on the streets, the courtyards, the balconies

and behind the council flat doors

where no one who didn’t have to

ever went; gutter- slang that they,

the smackheads, the creatures, the IDU’s could,

like everything else about the heroin epidemic

of the nineteen-eighties,

keep to themselves.

AIDS, meanwhile, was the unconnected Gay Plague

of the TV, radio and tabloids we sold dozens of daily

along with single eggs, loosie cigarettes,

thinner and thinner slices of cooked meat,

half pints of milk and half pounds of butter

and finally whatever we had on the shelves

in exchange for those butter vouchers

courtesy of a storied EU butter mountain

towering transcendently somewhere over a bottomless wine lake

while reading and hearing about the also thousands of leagues distant

deaths of beefcake movie stars and flamboyant

Rock Stars brought down to earth, finally,

with a shocking, but not all that surprising

Before and After picture, printed side by side.

But with S. it was always a different story;

already just a little slip of a thing

in and out of the shop all day long

to use the old Office of Post And Telegraphs payphone

on the back wall over the bags of coal and bales of turf.

She flapped and bustled on battered slippers

daily in the smack-sick horrors to connect with her fix

rattling the change I made for her

in her dressing gown pockets

making promises and threats

even I, who knew nothing, knew she wouldn’t keep.

Once, she slipped me a cube of hash

across the counter that I didn’t even yet

have a clue what to do with. But kept quiet about anyway

guessing it was yet another of those foggy zones

parents, teachers, priests and newsreaders

didn’t have the language to tell me about,

and was the only news I needed to hear;

Like, for instance, why it seemed girls would rather die

than let on they liked the look of you;

that there wasn’t much more to some people

than shopping lists of need and wants

that you, or they, could never satisfy;

that my childhood was now over;

that innocence wanders closer to the abyss

than experience

and maturity lets lie what it cannot,

without cost, speak of.

As it would later let lie the workers

about to be made redundant

from fear of contamination,

Or later still let lie, don’t mention it,

the colleague who had the weight

falling off him, for months

without trying, and for no good reason.

And, at that time, in the early nineteen eighties,

Let lie the bruises on S’s face and neck,

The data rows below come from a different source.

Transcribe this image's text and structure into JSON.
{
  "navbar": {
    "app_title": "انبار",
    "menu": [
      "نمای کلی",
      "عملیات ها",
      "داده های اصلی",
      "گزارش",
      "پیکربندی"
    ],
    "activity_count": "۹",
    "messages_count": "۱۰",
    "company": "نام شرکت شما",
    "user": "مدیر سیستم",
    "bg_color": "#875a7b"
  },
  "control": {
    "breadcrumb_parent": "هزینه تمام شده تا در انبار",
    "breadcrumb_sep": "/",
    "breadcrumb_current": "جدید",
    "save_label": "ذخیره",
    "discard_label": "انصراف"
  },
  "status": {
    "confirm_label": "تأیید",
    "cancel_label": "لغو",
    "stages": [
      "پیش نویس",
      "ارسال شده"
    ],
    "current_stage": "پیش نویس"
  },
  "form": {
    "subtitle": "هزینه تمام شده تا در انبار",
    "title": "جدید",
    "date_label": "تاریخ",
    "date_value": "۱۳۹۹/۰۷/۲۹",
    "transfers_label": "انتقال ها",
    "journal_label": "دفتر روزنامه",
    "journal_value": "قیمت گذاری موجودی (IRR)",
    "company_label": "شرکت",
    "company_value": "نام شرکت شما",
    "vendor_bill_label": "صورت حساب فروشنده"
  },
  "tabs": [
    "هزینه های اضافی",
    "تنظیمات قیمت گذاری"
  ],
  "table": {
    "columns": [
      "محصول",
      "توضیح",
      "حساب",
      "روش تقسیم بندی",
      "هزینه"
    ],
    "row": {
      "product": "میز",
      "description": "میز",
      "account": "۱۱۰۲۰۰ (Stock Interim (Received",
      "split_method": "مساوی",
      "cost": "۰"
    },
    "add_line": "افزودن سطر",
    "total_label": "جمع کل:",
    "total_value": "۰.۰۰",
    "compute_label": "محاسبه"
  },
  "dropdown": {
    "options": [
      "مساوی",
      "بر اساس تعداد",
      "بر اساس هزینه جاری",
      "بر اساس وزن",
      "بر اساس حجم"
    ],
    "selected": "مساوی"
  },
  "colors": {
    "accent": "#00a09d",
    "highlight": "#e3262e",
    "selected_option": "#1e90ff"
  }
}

Let lie the track marks on her arms and legs,

Let lie her children searching through our bins for breakfast,

Let lie that there was less and less

of her each time I saw her

Let’s lie the already fading truth that,

somehow worst of all,

she knew that I finally knew

and that both of us had to let it lie

as one more fistful of small change

passed from my hand to hers

without consequence,

the truth that was sinking

by the day, by the hour

like the light

of hope

which is life

in her eyes.

Alan Weadick

Alan Weadick has had poems most recently published in Cyphers,  the Culture Matters anthology "Cry of the poor", The Stony Thursday Book and upcoming in Blackbox Manifold and Dreich. He lives in Dublin.